Work instructions: The data below is to be output in full, unchanged.

--- Data listing ---

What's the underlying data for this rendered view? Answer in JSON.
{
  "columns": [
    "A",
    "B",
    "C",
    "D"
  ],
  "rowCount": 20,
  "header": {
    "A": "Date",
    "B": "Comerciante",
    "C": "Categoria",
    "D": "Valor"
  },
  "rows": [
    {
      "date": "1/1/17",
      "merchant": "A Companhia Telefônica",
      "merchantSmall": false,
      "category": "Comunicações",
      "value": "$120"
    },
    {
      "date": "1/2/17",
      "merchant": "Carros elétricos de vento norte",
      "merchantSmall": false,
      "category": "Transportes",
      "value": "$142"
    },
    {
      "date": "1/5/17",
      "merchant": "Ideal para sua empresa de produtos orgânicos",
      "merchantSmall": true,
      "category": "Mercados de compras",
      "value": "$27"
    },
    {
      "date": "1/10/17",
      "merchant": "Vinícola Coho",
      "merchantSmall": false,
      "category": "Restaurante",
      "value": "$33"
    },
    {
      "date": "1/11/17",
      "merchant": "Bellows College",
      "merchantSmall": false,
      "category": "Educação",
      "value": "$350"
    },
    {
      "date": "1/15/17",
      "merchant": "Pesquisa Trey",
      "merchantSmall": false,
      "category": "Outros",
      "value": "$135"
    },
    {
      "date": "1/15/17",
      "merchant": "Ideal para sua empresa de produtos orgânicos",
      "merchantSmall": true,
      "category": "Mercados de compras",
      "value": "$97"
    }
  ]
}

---

Answer to this exercise:
What's the underlying data for this rendered view? Answer in JSON.
{
  "columns": [
    "A",
    "B",
    "C",
    "D"
  ],
  "rowCount": 20,
  "header": {
    "A": "Date",
    "B": "Comerciante",
    "C": "Categoria",
    "D": "Valor"
  },
  "rows": [
    {
      "date": "1/1/17",
      "merchant": "A Companhia Telefônica",
      "merchantSmall": false,
      "category": "Comunicações",
      "value": "$120"
    },
    {
      "date": "1/2/17",
      "merchant": "Carros elétricos de vento norte",
      "merchantSmall": false,
      "category": "Transportes",
      "value": "$142"
    },
    {
      "date": "1/5/17",
      "merchant": "Ideal para sua empresa de produtos orgânicos",
      "merchantSmall": true,
      "category": "Mercados de compras",
      "value": "$27"
    },
    {
      "date": "1/10/17",
      "merchant": "Vinícola Coho",
      "merchantSmall": false,
      "category": "Restaurante",
      "value": "$33"
    },
    {
      "date": "1/11/17",
      "merchant": "Bellows College",
      "merchantSmall": false,
      "category": "Educação",
      "value": "$350"
    },
    {
      "date": "1/15/17",
      "merchant": "Pesquisa Trey",
      "merchantSmall": false,
      "category": "Outros",
      "value": "$135"
    },
    {
      "date": "1/15/17",
      "merchant": "Ideal para sua empresa de produtos orgânicos",
      "merchantSmall": true,
      "category": "Mercados de compras",
      "value": "$97"
    }
  ]
}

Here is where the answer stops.